Tuesday 21 November 2017

Brotherly love on hold for McNamees

Derry City's Barry McNamee
Derry City's Barry McNamee

Chris McNulty

The breakfast table in the McNamee household in Ramelton could be an interesting place tomorrow morning.

The League of Ireland season kicks off with a bang tomorrow night as newly-promoted Finn Harps host Derry City in Ballybofey.

Some 4,500 people will cram into Finn Park for the 60th north west derby and the McNamee brothers, Harps' Tony and Derry's Barry, will be on opposing sides. The two were in the same room when the fixtures were confirmed in December.

"It's strange," says Tony, Harps' Young Player of the Year. "I'll wake up and have breakfast with Barry on Friday and then there's the game. . .

"It's going to be strange seeing him on the opposite team, but it's just part of the job."

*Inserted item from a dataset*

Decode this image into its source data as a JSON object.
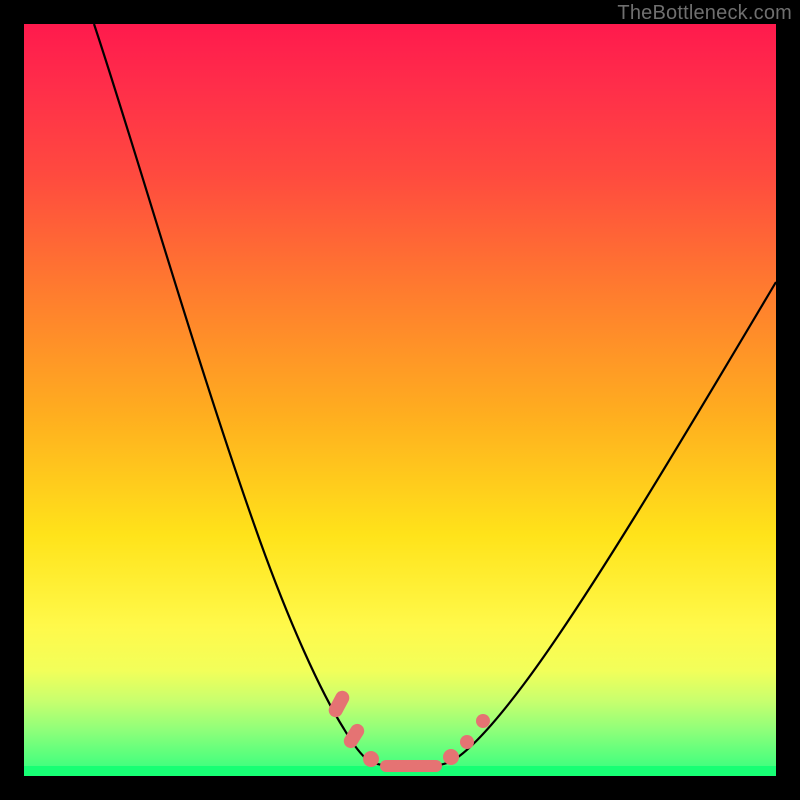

They've crossed swords three times previously and one of those was a pre-season friendly last year between Harps and Derry that was abandoned because of a waterlogged pitch at half-time.

In 2007, Barry lined out for Rathmullan Celtic while Tony played for Swilly Rovers in a Letterkenny & District U-16 final

Rathmullan won a tense affair, but a challenge from his younger brother had Barry sidelined for several weeks.

"Harps v Derry is a big rivalry in the north-west so this will be something new for both of us," says Barry, who is joined at Derry by another brother, Shane, who's with the U-17s. "All the family will be shouting for him, but I'll just have to do my best."

The McNamee brothers joined Derry City in 2011, when they were recruited to play in the Ulster Senior League.

An injury crisis left then manager Declan Devine short of numbers and he drafted Barry into the first team squad in 2012, and he hasn't looked back.

The McNamees are nephews of legendary Harps striker Con McLaughlin.

In 2014, Tony McNamee was one of the young players to get a chance under the ill-fated reign of Roddy Collins. The Dubliner's departure meant the end for the younger McNamee, who was out of favour with Peter Hutton.

"I played three or four games in the Premier Division at Derry and I was happy with how I played," Tony says. "I did reasonably well."

They won't be the first set of brothers to face each other on north-west derby day. Jim and Paddy McDermott faced off, as did Charlie and Liam McDermott.

Tony says: "We were always on the same team. When we were on the same pitch, we'd always have been looking to find each other because we knew each other's game so well."

Irish Independent

Promoted Links

Sport Newsletter

The best sport action straight to your inbox every morning.

Promoted Links

Editor's Choice

Also in Sport